Briefing Israeli reporters after a meeting with Donald Trump at which the US president for the first time explicitly endorsed a two-state solution as his preferred option, Netanyahu said that under any peace accord, Israel would retain security control from the Jordan River to the Mediterranean Sea.
“I am sure that any US peace plan will reflect that principle to a great extent, maybe even entirely,” Netanyahu said.
“Some things are not to acceptable to us,” he added. “Make no mistake: Israel will not give up on security control west of the Jordan as long as I am prime minister. I think the Americans accept that principle.”
Asked whether he hoped a Palestinian state would to come into being during his time in office, Netanyahu smiled and said, “I suggest that you wait patiently.”
“The question is, what is a state?” he asked. “It’s a real question. That’s also what I said in the meeting: Will it be Costa Rica or Iran? Who will have security control?”
Netanyahu said that while he did not know when the US would publish its peace plan — Trump said in their joint remarks to reporters that it would likely be unveiled within four months — he was sure it would take Israel’s security concerns into consideration.

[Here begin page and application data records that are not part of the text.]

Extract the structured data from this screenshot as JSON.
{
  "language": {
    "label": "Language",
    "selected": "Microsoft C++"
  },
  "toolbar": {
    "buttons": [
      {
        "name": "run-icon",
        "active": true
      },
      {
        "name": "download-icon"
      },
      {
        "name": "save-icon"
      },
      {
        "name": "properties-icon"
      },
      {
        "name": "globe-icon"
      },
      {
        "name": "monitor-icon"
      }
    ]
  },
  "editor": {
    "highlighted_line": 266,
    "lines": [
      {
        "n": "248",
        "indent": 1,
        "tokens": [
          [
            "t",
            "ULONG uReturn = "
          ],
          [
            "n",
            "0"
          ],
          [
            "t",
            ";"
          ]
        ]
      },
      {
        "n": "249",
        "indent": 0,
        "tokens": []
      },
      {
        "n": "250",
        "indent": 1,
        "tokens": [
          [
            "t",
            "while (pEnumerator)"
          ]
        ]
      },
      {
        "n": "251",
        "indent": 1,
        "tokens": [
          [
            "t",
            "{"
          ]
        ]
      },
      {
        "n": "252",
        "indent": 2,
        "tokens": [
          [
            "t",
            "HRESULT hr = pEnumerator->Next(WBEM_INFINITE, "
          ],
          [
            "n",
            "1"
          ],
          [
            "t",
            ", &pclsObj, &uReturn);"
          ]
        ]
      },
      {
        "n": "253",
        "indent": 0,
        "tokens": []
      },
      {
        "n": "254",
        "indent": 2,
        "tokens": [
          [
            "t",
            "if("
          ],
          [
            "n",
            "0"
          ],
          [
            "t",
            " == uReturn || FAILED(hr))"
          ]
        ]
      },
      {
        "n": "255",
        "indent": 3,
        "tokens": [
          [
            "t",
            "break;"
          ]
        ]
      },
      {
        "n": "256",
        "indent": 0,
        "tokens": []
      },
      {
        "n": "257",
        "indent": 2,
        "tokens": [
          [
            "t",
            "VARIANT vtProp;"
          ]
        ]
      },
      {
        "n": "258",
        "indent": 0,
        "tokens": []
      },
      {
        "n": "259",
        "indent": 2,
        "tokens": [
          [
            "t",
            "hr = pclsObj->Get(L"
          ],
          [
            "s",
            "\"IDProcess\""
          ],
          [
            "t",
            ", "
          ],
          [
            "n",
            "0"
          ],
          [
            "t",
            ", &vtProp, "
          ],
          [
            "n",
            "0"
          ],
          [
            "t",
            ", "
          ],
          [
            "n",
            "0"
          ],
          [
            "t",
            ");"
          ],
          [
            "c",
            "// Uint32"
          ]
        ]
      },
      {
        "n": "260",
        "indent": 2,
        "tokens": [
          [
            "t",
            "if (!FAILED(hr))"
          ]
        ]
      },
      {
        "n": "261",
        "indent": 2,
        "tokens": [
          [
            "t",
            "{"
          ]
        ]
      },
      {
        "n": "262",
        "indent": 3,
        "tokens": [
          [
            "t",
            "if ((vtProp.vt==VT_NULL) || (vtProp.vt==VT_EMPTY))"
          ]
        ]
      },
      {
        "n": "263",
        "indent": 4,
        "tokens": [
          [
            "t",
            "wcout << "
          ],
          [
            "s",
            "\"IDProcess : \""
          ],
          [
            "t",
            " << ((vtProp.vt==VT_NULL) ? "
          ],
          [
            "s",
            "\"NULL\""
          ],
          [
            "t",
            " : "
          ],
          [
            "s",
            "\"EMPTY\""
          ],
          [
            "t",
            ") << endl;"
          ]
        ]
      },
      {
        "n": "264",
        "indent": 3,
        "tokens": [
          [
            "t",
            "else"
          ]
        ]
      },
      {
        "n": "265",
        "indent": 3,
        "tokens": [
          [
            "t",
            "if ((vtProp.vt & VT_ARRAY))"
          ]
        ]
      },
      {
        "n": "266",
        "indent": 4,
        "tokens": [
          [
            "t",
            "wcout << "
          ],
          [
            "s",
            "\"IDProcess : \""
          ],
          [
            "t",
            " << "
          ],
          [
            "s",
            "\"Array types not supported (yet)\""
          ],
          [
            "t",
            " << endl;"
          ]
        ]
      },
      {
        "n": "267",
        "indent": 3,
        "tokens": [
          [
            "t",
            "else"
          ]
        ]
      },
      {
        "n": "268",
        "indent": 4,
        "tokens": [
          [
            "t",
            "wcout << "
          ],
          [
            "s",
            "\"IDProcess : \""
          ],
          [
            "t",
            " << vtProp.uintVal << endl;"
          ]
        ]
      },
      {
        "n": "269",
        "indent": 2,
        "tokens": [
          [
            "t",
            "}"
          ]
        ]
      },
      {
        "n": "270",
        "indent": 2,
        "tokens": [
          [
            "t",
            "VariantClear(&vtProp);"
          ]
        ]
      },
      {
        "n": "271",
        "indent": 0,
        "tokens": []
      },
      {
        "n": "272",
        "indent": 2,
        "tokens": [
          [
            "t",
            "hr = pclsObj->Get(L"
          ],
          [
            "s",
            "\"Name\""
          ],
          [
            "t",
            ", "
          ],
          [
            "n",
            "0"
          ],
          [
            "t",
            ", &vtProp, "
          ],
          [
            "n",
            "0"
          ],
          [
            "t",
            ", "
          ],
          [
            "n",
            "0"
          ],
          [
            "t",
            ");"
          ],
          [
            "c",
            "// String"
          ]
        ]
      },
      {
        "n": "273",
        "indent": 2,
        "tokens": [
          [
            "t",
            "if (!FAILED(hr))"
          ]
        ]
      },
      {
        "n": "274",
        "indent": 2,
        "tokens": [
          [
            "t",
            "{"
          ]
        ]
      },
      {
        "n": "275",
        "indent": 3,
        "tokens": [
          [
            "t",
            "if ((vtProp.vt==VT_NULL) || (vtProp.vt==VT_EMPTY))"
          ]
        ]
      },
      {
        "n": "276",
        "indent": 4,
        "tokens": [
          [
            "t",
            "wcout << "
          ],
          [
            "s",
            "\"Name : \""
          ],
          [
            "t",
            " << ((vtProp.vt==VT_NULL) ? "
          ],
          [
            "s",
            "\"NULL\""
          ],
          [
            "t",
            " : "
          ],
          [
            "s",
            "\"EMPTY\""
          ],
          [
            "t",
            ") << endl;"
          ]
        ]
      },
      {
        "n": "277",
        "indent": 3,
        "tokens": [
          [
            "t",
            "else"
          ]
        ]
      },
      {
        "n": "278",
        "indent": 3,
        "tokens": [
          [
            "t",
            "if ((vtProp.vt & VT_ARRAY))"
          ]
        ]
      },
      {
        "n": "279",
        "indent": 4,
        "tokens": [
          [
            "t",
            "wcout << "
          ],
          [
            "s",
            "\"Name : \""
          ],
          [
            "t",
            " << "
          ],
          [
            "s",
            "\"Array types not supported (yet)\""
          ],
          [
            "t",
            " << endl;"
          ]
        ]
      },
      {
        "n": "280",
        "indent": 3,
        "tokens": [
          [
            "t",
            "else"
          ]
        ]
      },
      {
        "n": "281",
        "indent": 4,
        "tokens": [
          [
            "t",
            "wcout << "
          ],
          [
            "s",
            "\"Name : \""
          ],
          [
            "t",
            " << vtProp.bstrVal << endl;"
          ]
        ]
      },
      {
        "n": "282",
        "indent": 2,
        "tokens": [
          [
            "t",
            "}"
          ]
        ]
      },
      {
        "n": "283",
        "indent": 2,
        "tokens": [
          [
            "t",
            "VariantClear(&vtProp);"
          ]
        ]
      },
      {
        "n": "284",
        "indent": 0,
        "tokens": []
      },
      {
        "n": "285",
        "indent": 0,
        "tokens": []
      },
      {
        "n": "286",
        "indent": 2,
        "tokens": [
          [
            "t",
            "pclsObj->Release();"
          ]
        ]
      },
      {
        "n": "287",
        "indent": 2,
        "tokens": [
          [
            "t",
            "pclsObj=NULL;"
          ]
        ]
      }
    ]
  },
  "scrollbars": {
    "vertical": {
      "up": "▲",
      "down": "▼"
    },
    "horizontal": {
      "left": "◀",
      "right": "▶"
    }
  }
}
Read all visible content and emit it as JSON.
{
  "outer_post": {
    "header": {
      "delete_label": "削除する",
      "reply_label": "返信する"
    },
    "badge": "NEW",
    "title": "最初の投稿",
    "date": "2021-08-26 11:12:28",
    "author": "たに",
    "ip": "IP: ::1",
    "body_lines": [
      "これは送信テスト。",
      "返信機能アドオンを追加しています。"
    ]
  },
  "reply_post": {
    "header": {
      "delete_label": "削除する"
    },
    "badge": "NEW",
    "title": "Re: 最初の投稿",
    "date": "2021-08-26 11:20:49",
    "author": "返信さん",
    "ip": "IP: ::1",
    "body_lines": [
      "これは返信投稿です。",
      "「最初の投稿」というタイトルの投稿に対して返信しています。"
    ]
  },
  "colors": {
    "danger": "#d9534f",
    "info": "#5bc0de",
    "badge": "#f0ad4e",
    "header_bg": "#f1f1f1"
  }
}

During the public part of the meeting, which took place at the United Nations headquarters, Trump for the first time since taking office publicly said that he would like a two-state solution and that he thinks it would be the best way to achieve peace between Israel and the Palestinians. He also said he aimed to broker a deal during his first term in office.
Netanyahu said that he was not surprised by Trump’s endorsement of a two-state solution. “We discuss the issue constantly,” he said. Since Trump became president in January 2017 and said he was open to a one-state or two-state solution, Netanyahu has avoided explicitly backing the idea of Palestinian statehood.
In his briefing with Israeli reporters, Netanyahu repeated his position that it was important to define what the term “state” means before making policy pronouncements.
“I talked about the essence, and not the terminology,” he said. “I am ready for the Palestinians to have the power to govern themselves without having the powers to threaten us.”
In response to Trump’s unexpected endorsement of a two-state solution, Education Minister Naftali Bennett (Jewish Home) stressed that Trump was “a true friend of Israel” but was wrong to back Palestinian statehood.
“However,” Bennett wrote on his Twitter account, “it must be emphasized that as long as the Jewish Home party is part of Israel’s government, there will not be a Palestinian state, which would be a disaster for Israel.”
Asked by reporters about Bennett’s tweet, Netanyahu replied: “I promise that there won’t be a Palestinian state that will be a disaster for the State of Israel.”